Teaching creative writing at university is a dream job. I know other writers and former PhD students who would basically crawl over my dead body to get the gig. And you know what? They can have it. I loved it when I started, truly. I knew how lucky I was. I loved being in the classroom and working with students, either in a group or one-on-one. Working with newer writers, helping them develop, was the best part of the job. But it became the only good part of the job, overwhelmed by all of the other crap that sucked the air out of the room and left me exhausted, mentally and physically. And HE is unforgiving. What it used to be, even a couple of decades ago, and what it is now (due to becoming a business with "butts in seats" the metric of success) are so different. A fellow ex-academic said to me a few years back that the job isn't doable anymore, that in the past decade it has changed so much from what it was envisioned to be to what it actually is now that lecturers don't have the actual time to do all of the tasks, etc., they are responsible for. Workloads are overwhelming. Mine was 144%, without everything accounted for. And I was told that the math would be "tweaked" so that it didn't look so bad. That was the last straw for me after years of overloaded workloads and a shitty boss at one point who bullied me and threatened that I wouldn't have a job in a year or two if I didn't do X amount of uncredited work to keep students. That dream job became a nightmare, became just a job instead of a calling.
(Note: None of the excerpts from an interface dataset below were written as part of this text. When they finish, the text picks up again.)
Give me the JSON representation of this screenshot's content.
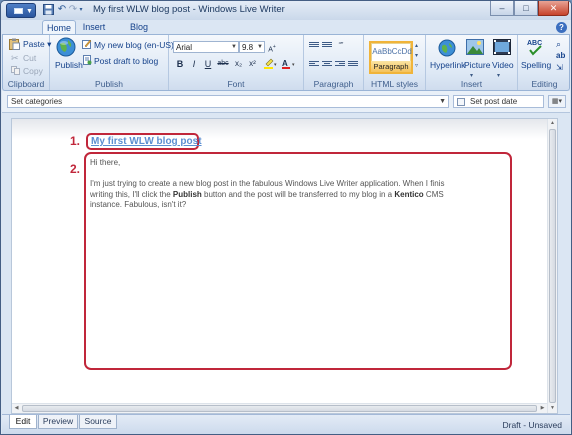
{
  "window": {
    "title": "My first WLW blog post - Windows Live Writer",
    "controls": {
      "minimize": "–",
      "maximize": "□",
      "close": "✕"
    }
  },
  "quick_access": {
    "icons": [
      "save-icon",
      "undo-icon",
      "redo-icon",
      "customize-icon"
    ]
  },
  "ribbon_tabs": [
    {
      "label": "Home",
      "active": true
    },
    {
      "label": "Insert",
      "active": false
    },
    {
      "label": "Blog Account",
      "active": false
    }
  ],
  "clipboard": {
    "paste": "Paste",
    "cut": "Cut",
    "copy": "Copy",
    "group": "Clipboard"
  },
  "publish": {
    "publish": "Publish",
    "blog": "My new blog (en-US)",
    "draft": "Post draft to blog",
    "group": "Publish"
  },
  "font": {
    "family": "Arial",
    "size": "9.8",
    "buttons": [
      "B",
      "I",
      "U",
      "abc",
      "x₂",
      "x²"
    ],
    "group": "Font"
  },
  "paragraph": {
    "group": "Paragraph"
  },
  "html_styles": {
    "sample": "AaBbCcDd",
    "style": "Paragraph",
    "group": "HTML styles"
  },
  "insert": {
    "hyperlink": "Hyperlink",
    "picture": "Picture",
    "video": "Video",
    "group": "Insert"
  },
  "editing": {
    "spelling": "Spelling",
    "group": "Editing"
  },
  "category_bar": {
    "placeholder": "Set categories",
    "set_post_date": "Set post date"
  },
  "post": {
    "title": "My first WLW blog post",
    "greeting": "Hi there,",
    "body_1": "I'm just trying to create a new blog post in the fabulous Windows Live Writer application. When I finis writing this, I'll click the ",
    "bold_publish": "Publish",
    "body_2": " button and the post will be transferred to my blog in a ",
    "bold_kentico": "Kentico",
    "body_3": " CMS instance. Fabulous, isn't it?"
  },
  "markers": {
    "first": "1.",
    "second": "2."
  },
  "view_tabs": [
    {
      "label": "Edit",
      "active": true
    },
    {
      "label": "Preview",
      "active": false
    },
    {
      "label": "Source",
      "active": false
    }
  ],
  "status": "Draft - Unsaved",
  "colors": {
    "frame_red": "#c0263a",
    "title_blue": "#5b8ed1",
    "ribbon_text": "#15428b"
  }
}
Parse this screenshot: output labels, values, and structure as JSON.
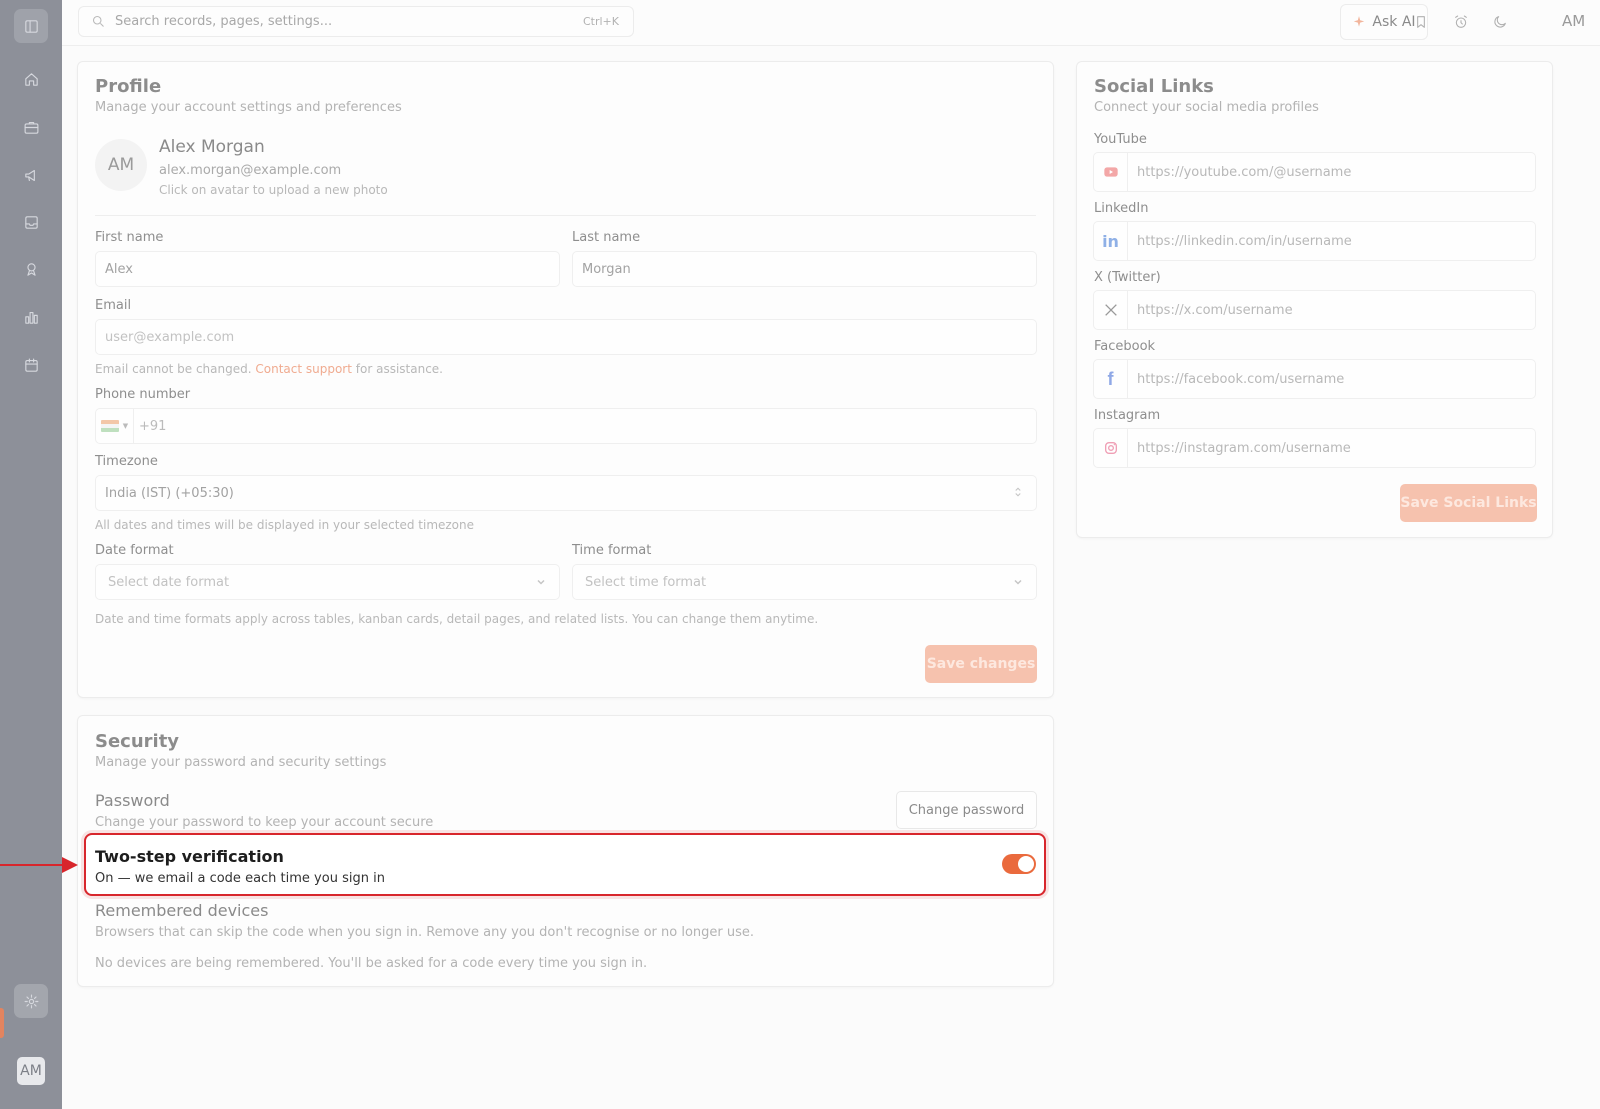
{
  "topbar": {
    "search_placeholder": "Search records, pages, settings...",
    "search_shortcut": "Ctrl+K",
    "ask_ai_label": "Ask AI",
    "avatar_initials": "AM"
  },
  "sidebar": {
    "avatar_initials": "AM",
    "items": [
      "sidebar-toggle",
      "home",
      "briefcase",
      "megaphone",
      "inbox",
      "award",
      "chart",
      "calendar",
      "settings"
    ]
  },
  "profile": {
    "title": "Profile",
    "subtitle": "Manage your account settings and preferences",
    "avatar_initials": "AM",
    "name": "Alex Morgan",
    "email": "alex.morgan@example.com",
    "avatar_hint": "Click on avatar to upload a new photo",
    "first_name_label": "First name",
    "first_name_value": "Alex",
    "last_name_label": "Last name",
    "last_name_value": "Morgan",
    "email_label": "Email",
    "email_placeholder": "user@example.com",
    "email_help_prefix": "Email cannot be changed.",
    "email_help_link": "Contact support",
    "email_help_suffix": "for assistance.",
    "phone_label": "Phone number",
    "phone_code": "+91",
    "timezone_label": "Timezone",
    "timezone_value": "India (IST) (+05:30)",
    "timezone_help": "All dates and times will be displayed in your selected timezone",
    "date_format_label": "Date format",
    "date_format_placeholder": "Select date format",
    "time_format_label": "Time format",
    "time_format_placeholder": "Select time format",
    "format_help": "Date and time formats apply across tables, kanban cards, detail pages, and related lists. You can change them anytime.",
    "save_label": "Save changes"
  },
  "security": {
    "title": "Security",
    "subtitle": "Manage your password and security settings",
    "password_title": "Password",
    "password_sub": "Change your password to keep your account secure",
    "change_password_label": "Change password",
    "two_step_title": "Two-step verification",
    "two_step_sub": "On — we email a code each time you sign in",
    "two_step_enabled": true,
    "devices_title": "Remembered devices",
    "devices_sub": "Browsers that can skip the code when you sign in. Remove any you don't recognise or no longer use.",
    "devices_empty": "No devices are being remembered. You'll be asked for a code every time you sign in."
  },
  "social": {
    "title": "Social Links",
    "subtitle": "Connect your social media profiles",
    "youtube_label": "YouTube",
    "youtube_placeholder": "https://youtube.com/@username",
    "linkedin_label": "LinkedIn",
    "linkedin_placeholder": "https://linkedin.com/in/username",
    "x_label": "X (Twitter)",
    "x_placeholder": "https://x.com/username",
    "facebook_label": "Facebook",
    "facebook_placeholder": "https://facebook.com/username",
    "instagram_label": "Instagram",
    "instagram_placeholder": "https://instagram.com/username",
    "save_label": "Save Social Links"
  },
  "colors": {
    "accent": "#ea6a3d",
    "highlight": "#d8262c",
    "sidebar": "#8d9099"
  }
}
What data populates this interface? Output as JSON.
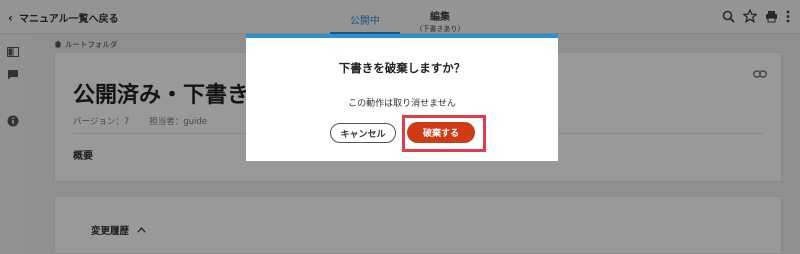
{
  "header": {
    "back_label": "マニュアル一覧へ戻る",
    "tabs": [
      {
        "label": "公開中",
        "active": true
      },
      {
        "label": "編集",
        "sublabel": "(下書きあり)",
        "active": false
      }
    ],
    "icons": [
      "search-icon",
      "star-icon",
      "print-icon",
      "more-icon"
    ]
  },
  "breadcrumb": {
    "icon": "home-icon",
    "label": "ルートフォルダ"
  },
  "page": {
    "title": "公開済み・下書きあ",
    "version": "バージョン：7",
    "owner": "担当者：guide",
    "summary_heading": "概要",
    "history_heading": "変更履歴"
  },
  "dialog": {
    "title": "下書きを破棄しますか？",
    "message": "この動作は取り消せません",
    "cancel_label": "キャンセル",
    "confirm_label": "破棄する"
  },
  "colors": {
    "accent": "#2b8fd0",
    "danger": "#d13a16",
    "highlight": "#e53a4a"
  }
}
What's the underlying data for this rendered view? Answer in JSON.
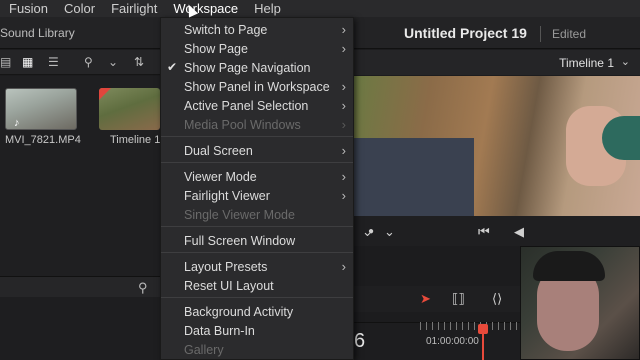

So I sat down last October with my partner and talked it through and came up with a plan. And this spring I gave notice. My bosses were very nice about it, but no one asked how they could keep me. And this showed me that instead of being an integral part of the school or department I was just a cog and that someone else would be slotted into my place easily enough. So I was able to walk away feeling that it's going to be okay and that I will be able to figure something else out instead of slogging through the remaining years until retirement. I know that quitting a stable, well-paying job in the middle of the worst economic mess in decades is not the best timing ever, but a job that is killing me faster than I am dying is a job I don't want.
Today is my first "real" day of unemployment. June 1st, last week, was my first official day, but I had to go do an event and then we had the big Jubilee weekend, so today, Monday, is the beginning, with me not waking up and checking my work email first thing. I have days to fill now without external expectations. I am taking a few months off to get over some of the burnout, finish a book that's due at the end of the summer, finish a novel that I've been trying to finish for a while, and work on some new writing projects (more on those later) plus do some things I have missed, like sewing. Then I will go back to freelancing for a while and, maybe, develop some new things like online courses and a mentoring programme, or train in a new (to me) but related field.
I have talents and skills; I know my worth; it is time to live a life that makes me feel fulfilled and happy and excited to get up in the morning. It's time to change.